The scored more runs in the third inning of Friday's game than they have in any of those 80,000 innings.

Think about what a 1-in-80,000 kind of chance looks like. It's Barry Zito hitting an inside-the-park homer. It's Buster Posey stealing five bases. It's a paisley butterfly, and you got to watch it fly by your window. You're lucky. You're lucky. What a gift.

What a gift.

Pay it forward.

* * *

The argument for Jake Peavy keeping his job:

  1. He was pretty good last year, considering
  2. He was pretty good in 2014, at least in the regular season with the Giants
  3. There isn't a clear, unambiguous replacement for him in the minors

Peavy wasn't so hot in 2013, but he was excellent the season before that. The argument for him remaining in the rotation is that he's been valuable for his team in three out of the last four years, and only fools make snap decisions about anything in April.

The argument for Jake Peavy losing his job:

  1. That, right there


There are times when it looks like Peavy cannot get a single out. That's a ridiculous thought, considering a pitcher who allows a .400 on-base percentage to the batters he faces wins 60 percent of the time. There's no such thing as a pitcher who can't get a single out, at least not above rookie ball.

But you see it. The hitters who just don't care about the breaking balls below the zone. Who foul the pitches on the corners off until they get a better one. Who never look uncomfortable. What's Jake Peavy going to do against Yoenis Cespedes? What is he going to do? Can't throw a fastball by him. He knows the dooky is coming, so he's more likely to lay off.

It's a game like this in which Peavy looks completely untenable. Which isn't quite fair, considering that he was fine three out of the last four years, and he was excellent in his last start, you goldfish. But if this start doesn't get you thinking, you didn't watch this start.
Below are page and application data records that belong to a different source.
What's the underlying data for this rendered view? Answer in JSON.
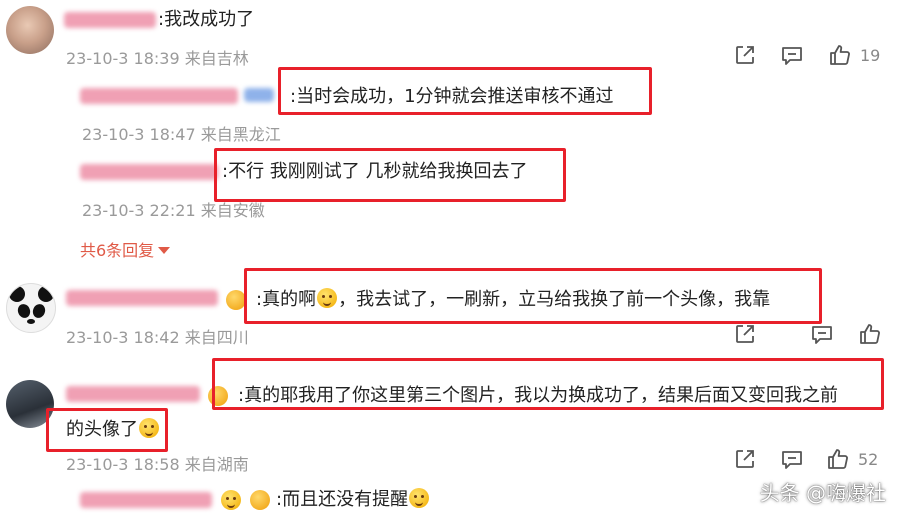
{
  "comments": [
    {
      "text": ":我改成功了",
      "meta": "23-10-3 18:39 来自吉林",
      "likes": "19",
      "replies": [
        {
          "text": ":当时会成功，1分钟就会推送审核不通过",
          "meta": "23-10-3 18:47 来自黑龙江"
        },
        {
          "text": ":不行 我刚刚试了 几秒就给我换回去了",
          "meta": "23-10-3 22:21 来自安徽"
        }
      ],
      "more_replies": "共6条回复"
    },
    {
      "text_a": ":真的啊",
      "text_b": "，我去试了，一刷新，立马给我换了前一个头像，我靠",
      "meta": "23-10-3 18:42 来自四川"
    },
    {
      "text_line1": ":真的耶我用了你这里第三个图片，我以为换成功了，结果后面又变回我之前",
      "text_line2": "的头像了",
      "meta": "23-10-3 18:58 来自湖南",
      "likes": "52"
    },
    {
      "text": ":而且还没有提醒"
    }
  ],
  "watermark": "头条 @嗨爆社",
  "colors": {
    "highlight_box": "#e8202a",
    "more_link": "#e05a47",
    "meta_text": "#9a9a9a"
  }
}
I still don't think there's a great option in reserve. Chris Heston is fine, sure, but he was also unimpressive this season so far. Clayton Blackburn has been an early flop in Triple-A, and Ty Blach has been even worse. The Giants don't have a great option.

No. No, no, no, that's just not realistic.

This is totally going to happen. Jake Peavy's greatest gift to the Padres is going to be holding a spot open for Tim Lincecum, who is going to no-hit the Padres again and lead the Giants to even-year nonsense. Unless it's a complete flop and we long for the simple six-inning banality of ol' Peavy again.

Let's wait until the showcase. But Peavy doesn't have the homegrown stink about him. That's not something in his favor. Whereas in February, I thought, "Oh, no way," it took one weirdo nightmare game to think, "ehhhh, I don't know, maaaaybe."

* * *

Did Peavy throw a 3-2 slider to the pitcher with two runners on in the second inning?

You know what, I'm not even checking.

* * *

Don't judge Mike Broadway too harshly. I'm not sure how many third innings he's appeared in over his professional career, but it can't have been too many, especially in recent seasons.

You can judge him, though. And on a roster with 13 pitchers, which seems unnecessary, I don't know ...

* * *

Did you know the Giants are the least fun team in the major leagues? It's true. Back in 2014, I compiled a list of the last position players to pitch for each team. The Giants had the third-longest drought, behind the Braves and Exponationals. Since then, the Braves have used Jonny Gomes in a blowout, and the Nationals used Tyler Moore and Clint Robinson.

The Giants officially have the longest position-player-pitching drought in the major leagues. It's been 25 years, since Greg Litton pitched on July 4, 1991.

A list of Giants players who weren't alive the last time the Giants used a position player as a pitcher:

  • Steven Okert
  • Trevor Brown
  • just about every player in the minor leagues

Madison Bumgarner wasn't potty trained the last time the Giants used a position player as a pitcher. If you thought his snot rockets were something, well you haven't seen his

This recap is over.